## INSTRUCTIONS TO FOLLOW
The answer is the full listing below, copied exactly, with its pictures omitted.
▼
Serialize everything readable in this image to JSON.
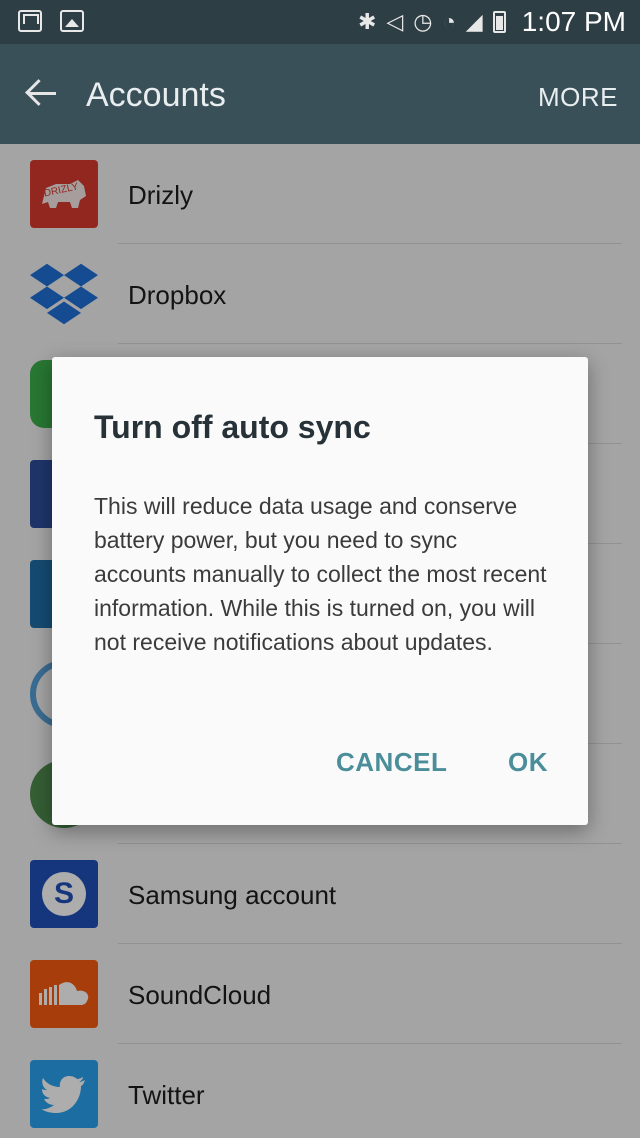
{
  "status_bar": {
    "time": "1:07 PM",
    "left_icons": [
      "gmail-icon",
      "gallery-icon"
    ],
    "right_icons": [
      "bluetooth-icon",
      "mute-icon",
      "alarm-icon",
      "wifi-icon",
      "signal-icon",
      "battery-icon"
    ]
  },
  "app_bar": {
    "title": "Accounts",
    "more_label": "MORE"
  },
  "accounts": [
    {
      "label": "Drizly",
      "icon": "drizly-icon",
      "color": "#d63a2f"
    },
    {
      "label": "Dropbox",
      "icon": "dropbox-icon",
      "color": "#1f6fd6"
    },
    {
      "label": "",
      "icon": "app-icon-green",
      "color": "#3bb04a"
    },
    {
      "label": "",
      "icon": "app-icon-navy",
      "color": "#2f4f9c"
    },
    {
      "label": "",
      "icon": "app-icon-blue",
      "color": "#1f6fa8"
    },
    {
      "label": "",
      "icon": "app-icon-ring",
      "color": "#56a0d8"
    },
    {
      "label": "",
      "icon": "app-icon-green2",
      "color": "#4f8c4f"
    },
    {
      "label": "Samsung account",
      "icon": "samsung-account-icon",
      "color": "#1f4fb8"
    },
    {
      "label": "SoundCloud",
      "icon": "soundcloud-icon",
      "color": "#f55a10"
    },
    {
      "label": "Twitter",
      "icon": "twitter-icon",
      "color": "#2aa3ef"
    }
  ],
  "dialog": {
    "title": "Turn off auto sync",
    "message": "This will reduce data usage and conserve battery power, but you need to sync accounts manually to collect the most recent information. While this is turned on, you will not receive notifications about updates.",
    "cancel_label": "CANCEL",
    "ok_label": "OK",
    "button_color": "#4b8e9a"
  }
}
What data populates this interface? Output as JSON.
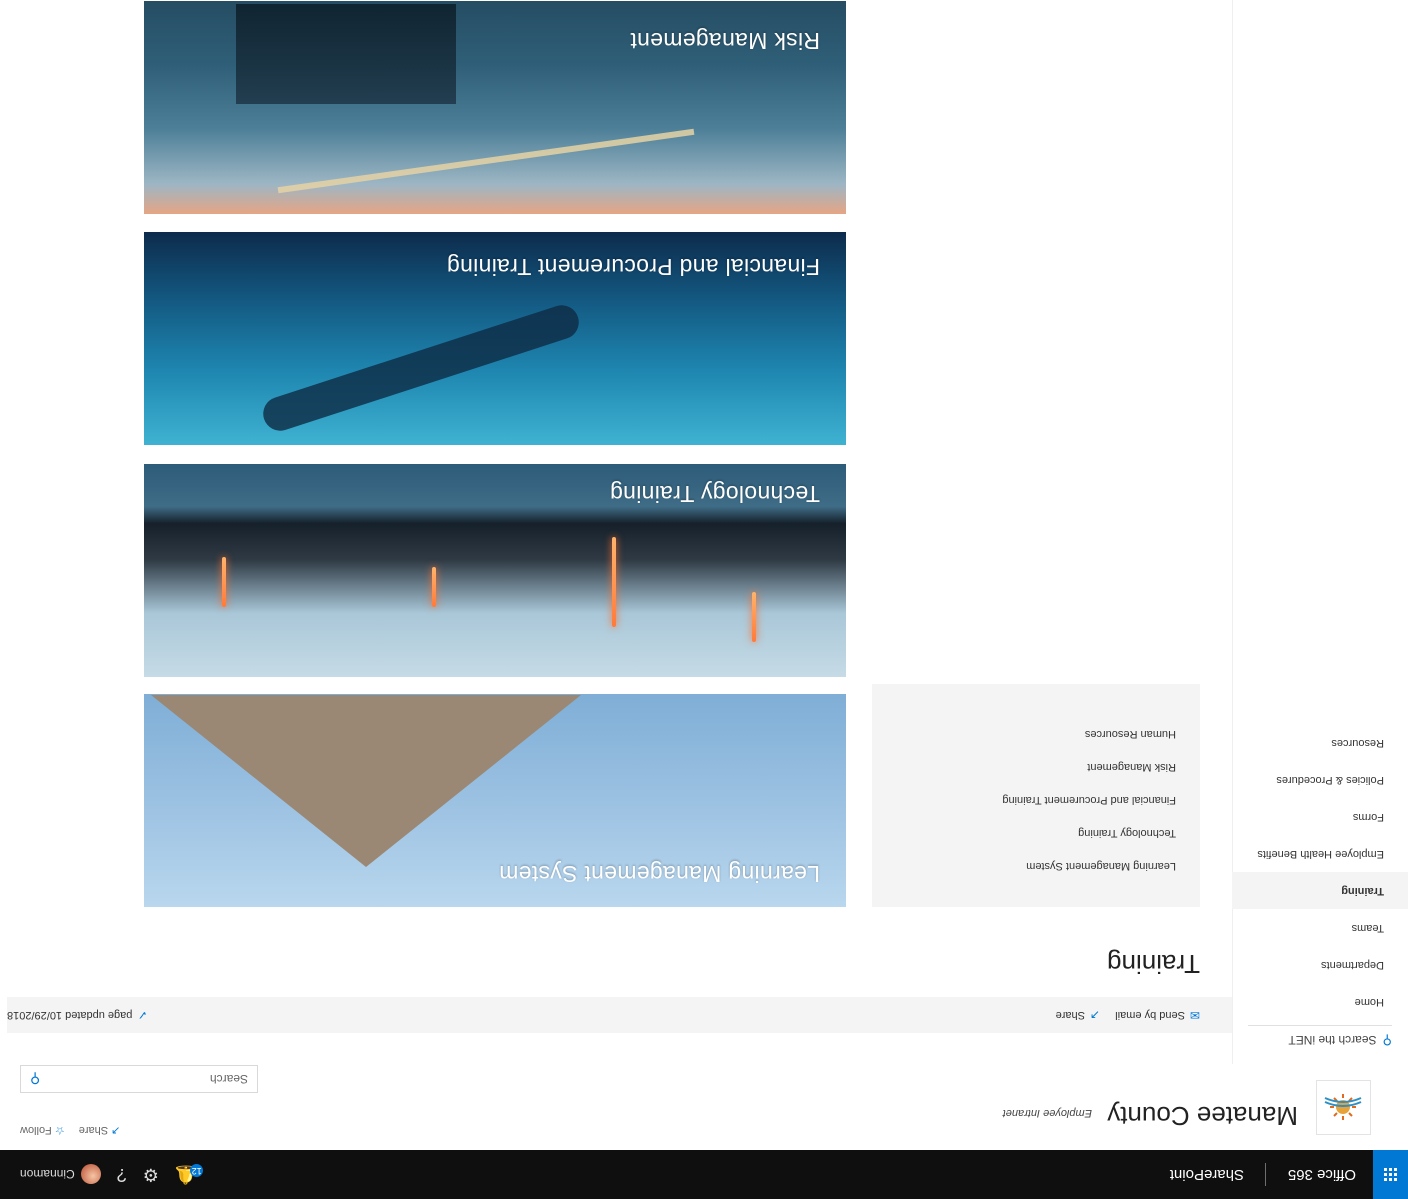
{
  "suite_bar": {
    "brand": "Office 365",
    "app_name": "SharePoint",
    "notification_count": "12",
    "user_name": "Cinnamon"
  },
  "site_header": {
    "title": "Manatee County",
    "description": "Employee Intranet",
    "follow_label": "Follow",
    "share_label": "Share",
    "search_placeholder": "Search"
  },
  "left_nav": {
    "search_placeholder": "Search the iNET",
    "items": [
      {
        "label": "Home"
      },
      {
        "label": "Departments"
      },
      {
        "label": "Teams"
      },
      {
        "label": "Training",
        "active": true
      },
      {
        "label": "Employee Health Benefits"
      },
      {
        "label": "Forms"
      },
      {
        "label": "Policies & Procedures"
      },
      {
        "label": "Resources"
      }
    ]
  },
  "command_bar": {
    "page_updated": "page updated 10/29/2018",
    "share_label": "Share",
    "send_email_label": "Send by email"
  },
  "page": {
    "title": "Training",
    "quick_links": [
      {
        "label": "Learning Management System"
      },
      {
        "label": "Technology Training"
      },
      {
        "label": "Financial and Procurement Training"
      },
      {
        "label": "Risk Management"
      },
      {
        "label": "Human Resources"
      }
    ],
    "tiles": [
      {
        "caption": "Learning Management System"
      },
      {
        "caption": "Technology Training"
      },
      {
        "caption": "Financial and Procurement Training"
      },
      {
        "caption": "Risk Management"
      }
    ]
  },
  "colors": {
    "accent": "#0078d4",
    "suite_bar_bg": "#0f0f0f",
    "panel_bg": "#f4f4f4"
  },
  "icons": [
    "waffle-icon",
    "bell-icon",
    "gear-icon",
    "help-icon",
    "star-icon",
    "share-icon",
    "search-icon",
    "email-icon",
    "pencil-icon"
  ]
}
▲
## ANSWER TO THE EXERCISE
Serialize everything readable in this image to JSON.
{
  "status_bar": {
    "time": "1:07 PM",
    "left_icons": [
      "gmail-icon",
      "gallery-icon"
    ],
    "right_icons": [
      "bluetooth-icon",
      "mute-icon",
      "alarm-icon",
      "wifi-icon",
      "signal-icon",
      "battery-icon"
    ]
  },
  "app_bar": {
    "title": "Accounts",
    "more_label": "MORE"
  },
  "accounts": [
    {
      "label": "Drizly",
      "icon": "drizly-icon",
      "color": "#d63a2f"
    },
    {
      "label": "Dropbox",
      "icon": "dropbox-icon",
      "color": "#1f6fd6"
    },
    {
      "label": "",
      "icon": "app-icon-green",
      "color": "#3bb04a"
    },
    {
      "label": "",
      "icon": "app-icon-navy",
      "color": "#2f4f9c"
    },
    {
      "label": "",
      "icon": "app-icon-blue",
      "color": "#1f6fa8"
    },
    {
      "label": "",
      "icon": "app-icon-ring",
      "color": "#56a0d8"
    },
    {
      "label": "",
      "icon": "app-icon-green2",
      "color": "#4f8c4f"
    },
    {
      "label": "Samsung account",
      "icon": "samsung-account-icon",
      "color": "#1f4fb8"
    },
    {
      "label": "SoundCloud",
      "icon": "soundcloud-icon",
      "color": "#f55a10"
    },
    {
      "label": "Twitter",
      "icon": "twitter-icon",
      "color": "#2aa3ef"
    }
  ],
  "dialog": {
    "title": "Turn off auto sync",
    "message": "This will reduce data usage and conserve battery power, but you need to sync accounts manually to collect the most recent information. While this is turned on, you will not receive notifications about updates.",
    "cancel_label": "CANCEL",
    "ok_label": "OK",
    "button_color": "#4b8e9a"
  }
}
What data populates this interface? Output as JSON.
{
  "suite_bar": {
    "brand": "Office 365",
    "app_name": "SharePoint",
    "notification_count": "12",
    "user_name": "Cinnamon"
  },
  "site_header": {
    "title": "Manatee County",
    "description": "Employee Intranet",
    "follow_label": "Follow",
    "share_label": "Share",
    "search_placeholder": "Search"
  },
  "left_nav": {
    "search_placeholder": "Search the iNET",
    "items": [
      {
        "label": "Home"
      },
      {
        "label": "Departments"
      },
      {
        "label": "Teams"
      },
      {
        "label": "Training",
        "active": true
      },
      {
        "label": "Employee Health Benefits"
      },
      {
        "label": "Forms"
      },
      {
        "label": "Policies & Procedures"
      },
      {
        "label": "Resources"
      }
    ]
  },
  "command_bar": {
    "page_updated": "page updated 10/29/2018",
    "share_label": "Share",
    "send_email_label": "Send by email"
  },
  "page": {
    "title": "Training",
    "quick_links": [
      {
        "label": "Learning Management System"
      },
      {
        "label": "Technology Training"
      },
      {
        "label": "Financial and Procurement Training"
      },
      {
        "label": "Risk Management"
      },
      {
        "label": "Human Resources"
      }
    ],
    "tiles": [
      {
        "caption": "Learning Management System"
      },
      {
        "caption": "Technology Training"
      },
      {
        "caption": "Financial and Procurement Training"
      },
      {
        "caption": "Risk Management"
      }
    ]
  },
  "colors": {
    "accent": "#0078d4",
    "suite_bar_bg": "#0f0f0f",
    "panel_bg": "#f4f4f4"
  },
  "icons": [
    "waffle-icon",
    "bell-icon",
    "gear-icon",
    "help-icon",
    "star-icon",
    "share-icon",
    "search-icon",
    "email-icon",
    "pencil-icon"
  ]
}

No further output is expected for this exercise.